The Bible may be the best-selling book of all time, but how many people who have bought it, or received it as a gift, have actually read it? I suspect it often collects dust on bookshelves or is hidden safely out of sight.
I get it. You could ask the same question about the works of Shakespeare or the poems of Emily Dickinson. Who can understand them, and who has time to try? To many, the Bible appears to be a mishmash of gobbledygook, probably of unreliable authorship, having little-to-no relevance to their lives.
I had those ideas as a youth. It wasn’t until I had the good fortune to have a brilliant Scripture scholar, Ignatius Hunt, who spoke and read the Bible’s original languages – as a seminary professor. He woke me up to the Bible’s wisdom, beauty – and despite being thousands of years old – relevance. I’ll always be grateful to him.
Sort of a Travelogue

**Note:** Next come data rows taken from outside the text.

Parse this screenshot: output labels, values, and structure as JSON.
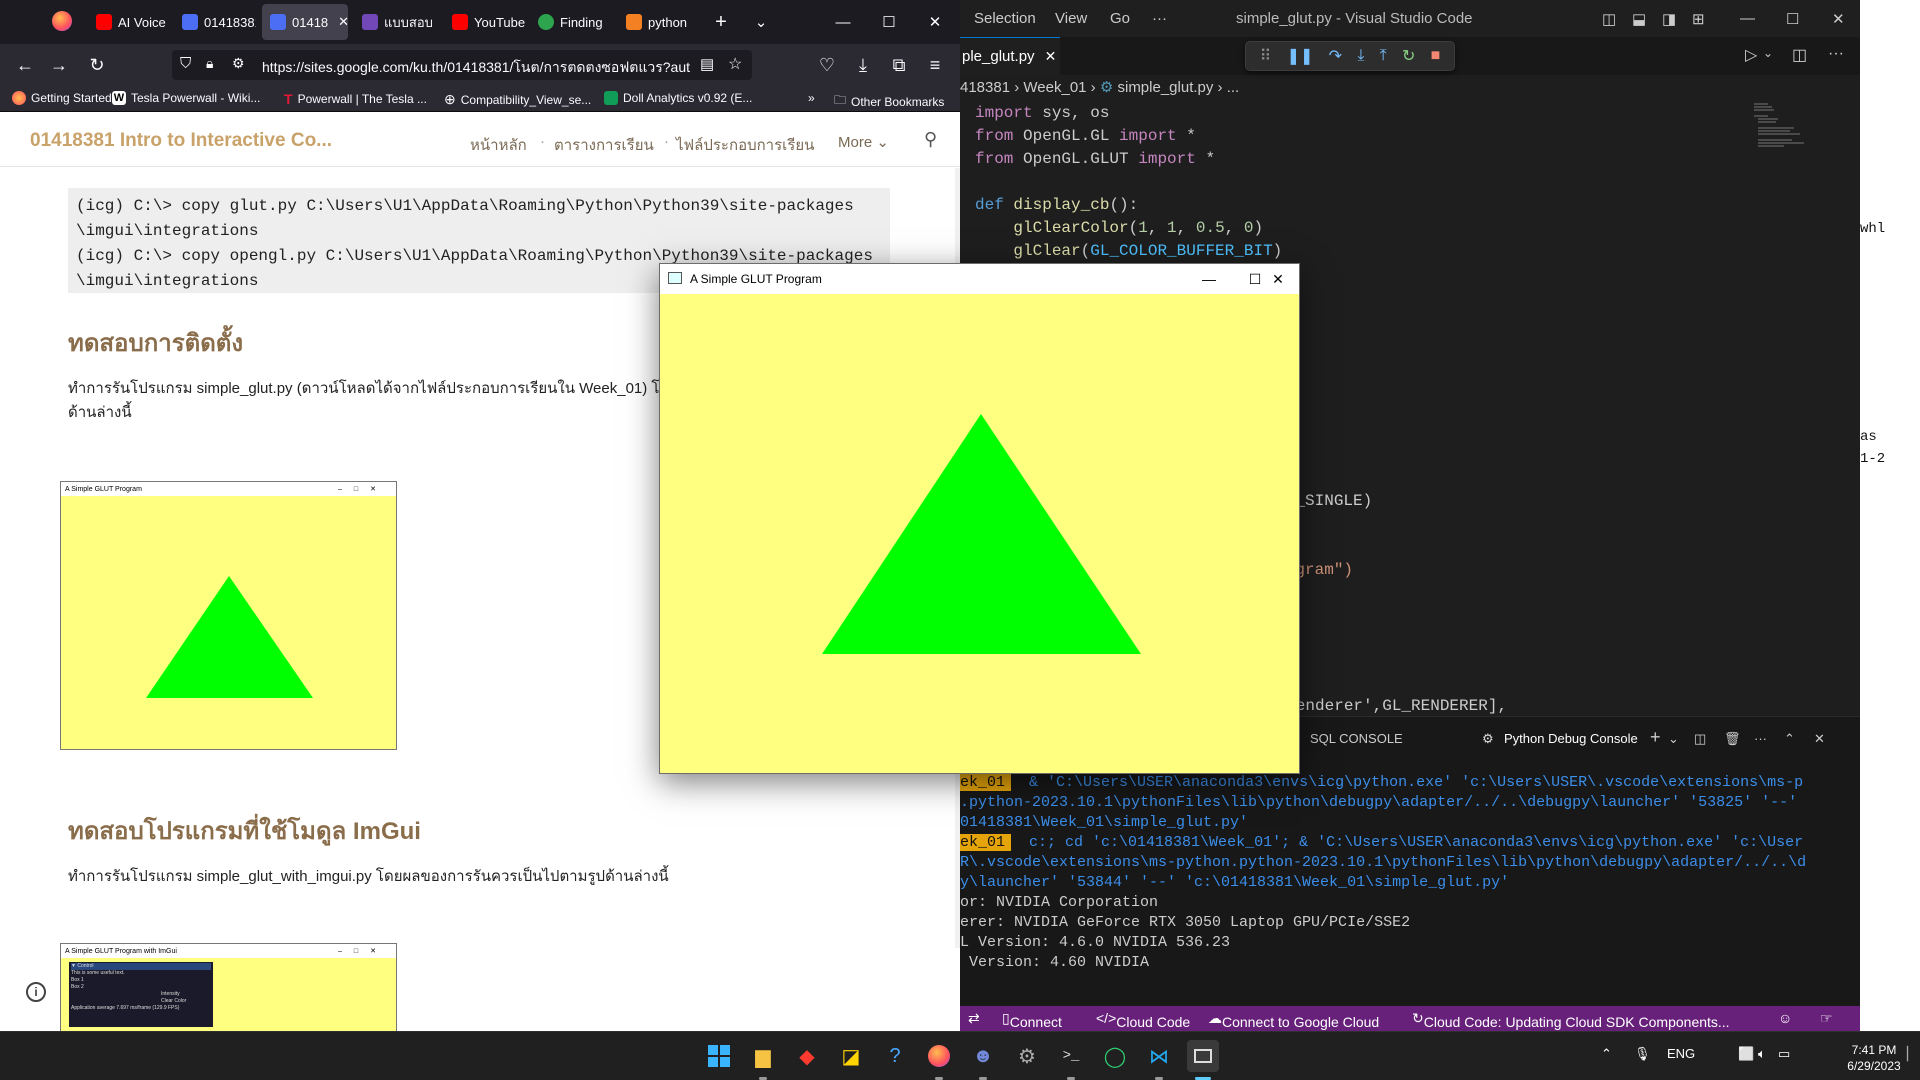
{
  "browser": {
    "tabs": [
      {
        "label": "AI Voice",
        "color": "#ff0000"
      },
      {
        "label": "01418381",
        "color": "#4c6ef5"
      },
      {
        "label": "01418",
        "color": "#4c6ef5"
      },
      {
        "label": "แบบสอบ",
        "color": "#7248b9"
      },
      {
        "label": "YouTube",
        "color": "#ff0000"
      },
      {
        "label": "Finding",
        "color": "#2da44e"
      },
      {
        "label": "python",
        "color": "#f48024"
      }
    ],
    "url": "https://sites.google.com/ku.th/01418381/โนต/การตดตงซอฟตแวร?aut",
    "url_host": "sites.google.com",
    "bookmarks": [
      {
        "label": "Getting Started"
      },
      {
        "label": "Tesla Powerwall - Wiki..."
      },
      {
        "label": "Powerwall | The Tesla ..."
      },
      {
        "label": "Compatibility_View_se..."
      },
      {
        "label": "Doll Analytics v0.92 (E..."
      }
    ],
    "other_bookmarks": "Other Bookmarks"
  },
  "site": {
    "title": "01418381 Intro to Interactive Co...",
    "nav": [
      "หน้าหลัก",
      "ตารางการเรียน",
      "ไฟล์ประกอบการเรียน",
      "More"
    ],
    "code_lines": [
      "(icg) C:\\> copy glut.py C:\\Users\\U1\\AppData\\Roaming\\Python\\Python39\\site-packages",
      "\\imgui\\integrations",
      "(icg) C:\\> copy opengl.py C:\\Users\\U1\\AppData\\Roaming\\Python\\Python39\\site-packages",
      "\\imgui\\integrations"
    ],
    "heading1": "ทดสอบการติดตั้ง",
    "para1": "ทำการรันโปรแกรม simple_glut.py (ดาวน์โหลดได้จากไฟล์ประกอบการเรียนใน Week_01) โดย",
    "para1b": "ด้านล่างนี้",
    "mini1_title": "A Simple GLUT Program",
    "heading2": "ทดสอบโปรแกรมที่ใช้โมดูล ImGui",
    "para2": "ทำการรันโปรแกรม simple_glut_with_imgui.py โดยผลของการรันควรเป็นไปตามรูปด้านล่างนี้",
    "mini2_title": "A Simple GLUT Program with ImGui",
    "mini2_panel": [
      "▼ Control",
      "This is some useful text.",
      "Box 1",
      "Box 2",
      "Intensity",
      "Clear Color",
      "Application average 7.697 ms/frame (129.9 FPS)"
    ]
  },
  "vscode": {
    "menu": [
      "Selection",
      "View",
      "Go",
      "···"
    ],
    "title": "simple_glut.py - Visual Studio Code",
    "tab": "ple_glut.py",
    "breadcrumb": [
      "418381",
      "Week_01",
      "simple_glut.py",
      "..."
    ],
    "code_visible_fragments": [
      "GLUT_SINGLE)",
      " Program\")",
      "['Renderer',GL_RENDERER],"
    ],
    "panel_tabs": [
      "SQL CONSOLE",
      "Python Debug Console"
    ],
    "terminal": [
      {
        "prompt": "ek_01",
        "text": "& 'C:\\Users\\USER\\anaconda3\\envs\\icg\\python.exe' 'c:\\Users\\USER\\.vscode\\extensions\\ms-p"
      },
      {
        "prompt": "",
        "text": ".python-2023.10.1\\pythonFiles\\lib\\python\\debugpy\\adapter/../..\\debugpy\\launcher' '53825' '--'"
      },
      {
        "prompt": "",
        "text": "01418381\\Week_01\\simple_glut.py'"
      },
      {
        "prompt": "ek_01",
        "text": "c:; cd 'c:\\01418381\\Week_01'; & 'C:\\Users\\USER\\anaconda3\\envs\\icg\\python.exe' 'c:\\User"
      },
      {
        "prompt": "",
        "text": "R\\.vscode\\extensions\\ms-python.python-2023.10.1\\pythonFiles\\lib\\python\\debugpy\\adapter/../..\\d"
      },
      {
        "prompt": "",
        "text": "y\\launcher' '53844' '--' 'c:\\01418381\\Week_01\\simple_glut.py'"
      },
      {
        "prompt": "",
        "text": "or: NVIDIA Corporation"
      },
      {
        "prompt": "",
        "text": "erer: NVIDIA GeForce RTX 3050 Laptop GPU/PCIe/SSE2"
      },
      {
        "prompt": "",
        "text": "L Version: 4.6.0 NVIDIA 536.23"
      },
      {
        "prompt": "",
        "text": " Version: 4.60 NVIDIA"
      }
    ],
    "status": [
      "Connect",
      "Cloud Code",
      "Connect to Google Cloud",
      "Cloud Code: Updating Cloud SDK Components..."
    ]
  },
  "right_window": {
    "fragments": [
      "whl",
      "as",
      "1-2"
    ]
  },
  "glut": {
    "title": "A Simple GLUT Program",
    "bg_color": "#ffff80",
    "triangle_color": "#00ff00"
  },
  "taskbar": {
    "icons": [
      "windows-start",
      "file-explorer",
      "app-red",
      "sticky-notes",
      "help",
      "firefox",
      "discord",
      "settings",
      "terminal",
      "app-green",
      "vscode",
      "app-active"
    ],
    "lang": "ENG",
    "time": "7:41 PM",
    "date": "6/29/2023"
  }
}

In previous blogs, I’ve recommended to people unfamiliar with the Bible to start their Bible reading with the Acts of the Apostles. It’s relatively easy to read and understand. Much of it is sort of a travelogue of the Apostle Paul, who, arguably after Jesus, is the person most responsible for the development of Christianity.
In the Hebrew Bible, or Old Testament, the Book of Job is winner in the relevance department, in my view. Written between the 7th and 4th centuries before Christ, it illustrates that ancient people dealt with an issue that is very much with us today, often referred to as “the problem of evil.” A summary of the “problem” is the title of the famous 1981 book by Rabbi Harold Kushner: “When Bad Things Happen to Good People.”
Job is a “God-fearing” man who has everything going for him. But Satan tells God Job loves God because he has such a great life. God and Satan argue, then God tests Job by making his life a living hell. His friends, at first sympathetic, eventually blame Job for his troubles. Job maintains his innocence but doesn’t complain about God, who at the end restores Job’s good fortune.
Based on Our Merits?
The Book of Job challenges the idea, common among the ancient Jews and among many people today, that we are rewarded or punished in this world based on our merits. Unfortunately, the book doesn’t resolve the “problem of evil.” It does, however, present in Job a model of how people should accept good and evil in their lives and be confident that through one and the other, God is with us.
One of the problems that many people have with the Bible is its apparent lack of truthfulness, and Job illustrates the point. Are we to believe that there was actually a man named Job and that God argued with Satan over him, and take literally all the other events in the book? Of course not. Like the New Testament parables, the Book of Job is meant to make a point.
That’s the case with many other stories in the Bible, old and new testaments. Many are based on historical events, but many others use myths and ancient stories to provide lessons about God and our relationship with him/her. It’s not history.
This shouldn’t be shocking, but it still seems to be so, including among my fellow Catholics. That’s the case even though the official position of the Catholic Church, at least as far back as the time of Pope Pius XII, who died in 1958, was to urge people to understand the importance of science – yes, science – in understanding the Bible.
Temporal, Human Collection
The Bible, wrote Pius XII, is “a temporal, human collection of writings,” though inspired by God. For me, the best summary of understanding the Bible is the title of the book by Jean Levie, “The Bible: Word of God in Words of Men.”
Does this view of the Bible arise from embarrassment about the biblical myths and stories in the face of modern criticism? No, it arises out of the discoveries and insights provided mostly by science.
“This clarity,” writes Ignatius Hunt, in his book, “Understanding the Bible,” has come to us “through vast archeological discoveries made throughout the Near East during the past century; through the unearthing of entire libraries of ancient literatures; through an ever surer knowledge of the Semitic tongues and the philosophy that lies behind them; …and through giant strides made in our understanding of the manner of speaking, relating, and writing in use among the ancients.”
As a seminarian and later in life, better understanding the Bible – far from making me more skeptical – finally helped me make sense of it and better understand my faith.